Instructions for the task:
Retype every entry in its entirety, without alteration.

Data excerpts:
+ + + +

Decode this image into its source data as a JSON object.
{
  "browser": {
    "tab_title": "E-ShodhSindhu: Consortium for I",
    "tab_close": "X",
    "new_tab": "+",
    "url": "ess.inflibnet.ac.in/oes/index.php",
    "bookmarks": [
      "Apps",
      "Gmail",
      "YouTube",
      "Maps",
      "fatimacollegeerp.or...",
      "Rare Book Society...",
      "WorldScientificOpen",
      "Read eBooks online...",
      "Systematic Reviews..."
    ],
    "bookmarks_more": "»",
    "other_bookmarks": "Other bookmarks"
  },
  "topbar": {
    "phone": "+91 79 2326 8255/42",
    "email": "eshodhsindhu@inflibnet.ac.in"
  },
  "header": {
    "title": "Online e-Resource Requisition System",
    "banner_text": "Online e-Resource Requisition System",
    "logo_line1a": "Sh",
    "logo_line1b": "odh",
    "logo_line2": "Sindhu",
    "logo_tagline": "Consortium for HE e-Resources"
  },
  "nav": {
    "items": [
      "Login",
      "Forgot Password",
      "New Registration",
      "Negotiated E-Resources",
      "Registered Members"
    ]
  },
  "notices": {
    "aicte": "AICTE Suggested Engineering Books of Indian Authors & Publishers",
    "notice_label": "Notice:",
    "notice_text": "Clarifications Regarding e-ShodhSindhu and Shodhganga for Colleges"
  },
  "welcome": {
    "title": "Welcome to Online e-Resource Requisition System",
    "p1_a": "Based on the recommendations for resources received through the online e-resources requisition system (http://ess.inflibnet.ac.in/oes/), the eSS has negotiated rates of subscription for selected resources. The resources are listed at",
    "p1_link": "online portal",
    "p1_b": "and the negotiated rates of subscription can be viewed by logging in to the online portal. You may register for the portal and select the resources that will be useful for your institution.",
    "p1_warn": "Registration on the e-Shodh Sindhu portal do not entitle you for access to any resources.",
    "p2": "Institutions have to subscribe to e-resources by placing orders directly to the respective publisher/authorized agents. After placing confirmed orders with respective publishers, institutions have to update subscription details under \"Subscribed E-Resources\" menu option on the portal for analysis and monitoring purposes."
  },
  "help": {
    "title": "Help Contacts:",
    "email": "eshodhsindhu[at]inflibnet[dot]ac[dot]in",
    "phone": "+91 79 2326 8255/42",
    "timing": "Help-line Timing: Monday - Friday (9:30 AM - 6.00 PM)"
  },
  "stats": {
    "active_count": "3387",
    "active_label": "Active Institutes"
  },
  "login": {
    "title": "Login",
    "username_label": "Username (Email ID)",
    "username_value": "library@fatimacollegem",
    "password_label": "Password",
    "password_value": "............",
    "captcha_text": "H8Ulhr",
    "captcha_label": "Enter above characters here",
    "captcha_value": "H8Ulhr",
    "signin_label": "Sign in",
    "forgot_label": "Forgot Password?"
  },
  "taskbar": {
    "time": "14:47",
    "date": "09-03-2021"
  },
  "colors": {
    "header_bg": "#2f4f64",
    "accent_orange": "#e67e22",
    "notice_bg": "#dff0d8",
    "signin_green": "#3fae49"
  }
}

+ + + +

Result below:
Decode this image into its source data as a JSON object.
{
  "browser": {
    "tab_title": "E-ShodhSindhu: Consortium for I",
    "tab_close": "X",
    "new_tab": "+",
    "url": "ess.inflibnet.ac.in/oes/index.php",
    "bookmarks": [
      "Apps",
      "Gmail",
      "YouTube",
      "Maps",
      "fatimacollegeerp.or...",
      "Rare Book Society...",
      "WorldScientificOpen",
      "Read eBooks online...",
      "Systematic Reviews..."
    ],
    "bookmarks_more": "»",
    "other_bookmarks": "Other bookmarks"
  },
  "topbar": {
    "phone": "+91 79 2326 8255/42",
    "email": "eshodhsindhu@inflibnet.ac.in"
  },
  "header": {
    "title": "Online e-Resource Requisition System",
    "banner_text": "Online e-Resource Requisition System",
    "logo_line1a": "Sh",
    "logo_line1b": "odh",
    "logo_line2": "Sindhu",
    "logo_tagline": "Consortium for HE e-Resources"
  },
  "nav": {
    "items": [
      "Login",
      "Forgot Password",
      "New Registration",
      "Negotiated E-Resources",
      "Registered Members"
    ]
  },
  "notices": {
    "aicte": "AICTE Suggested Engineering Books of Indian Authors & Publishers",
    "notice_label": "Notice:",
    "notice_text": "Clarifications Regarding e-ShodhSindhu and Shodhganga for Colleges"
  },
  "welcome": {
    "title": "Welcome to Online e-Resource Requisition System",
    "p1_a": "Based on the recommendations for resources received through the online e-resources requisition system (http://ess.inflibnet.ac.in/oes/), the eSS has negotiated rates of subscription for selected resources. The resources are listed at",
    "p1_link": "online portal",
    "p1_b": "and the negotiated rates of subscription can be viewed by logging in to the online portal. You may register for the portal and select the resources that will be useful for your institution.",
    "p1_warn": "Registration on the e-Shodh Sindhu portal do not entitle you for access to any resources.",
    "p2": "Institutions have to subscribe to e-resources by placing orders directly to the respective publisher/authorized agents. After placing confirmed orders with respective publishers, institutions have to update subscription details under \"Subscribed E-Resources\" menu option on the portal for analysis and monitoring purposes."
  },
  "help": {
    "title": "Help Contacts:",
    "email": "eshodhsindhu[at]inflibnet[dot]ac[dot]in",
    "phone": "+91 79 2326 8255/42",
    "timing": "Help-line Timing: Monday - Friday (9:30 AM - 6.00 PM)"
  },
  "stats": {
    "active_count": "3387",
    "active_label": "Active Institutes"
  },
  "login": {
    "title": "Login",
    "username_label": "Username (Email ID)",
    "username_value": "library@fatimacollegem",
    "password_label": "Password",
    "password_value": "............",
    "captcha_text": "H8Ulhr",
    "captcha_label": "Enter above characters here",
    "captcha_value": "H8Ulhr",
    "signin_label": "Sign in",
    "forgot_label": "Forgot Password?"
  },
  "taskbar": {
    "time": "14:47",
    "date": "09-03-2021"
  },
  "colors": {
    "header_bg": "#2f4f64",
    "accent_orange": "#e67e22",
    "notice_bg": "#dff0d8",
    "signin_green": "#3fae49"
  }
}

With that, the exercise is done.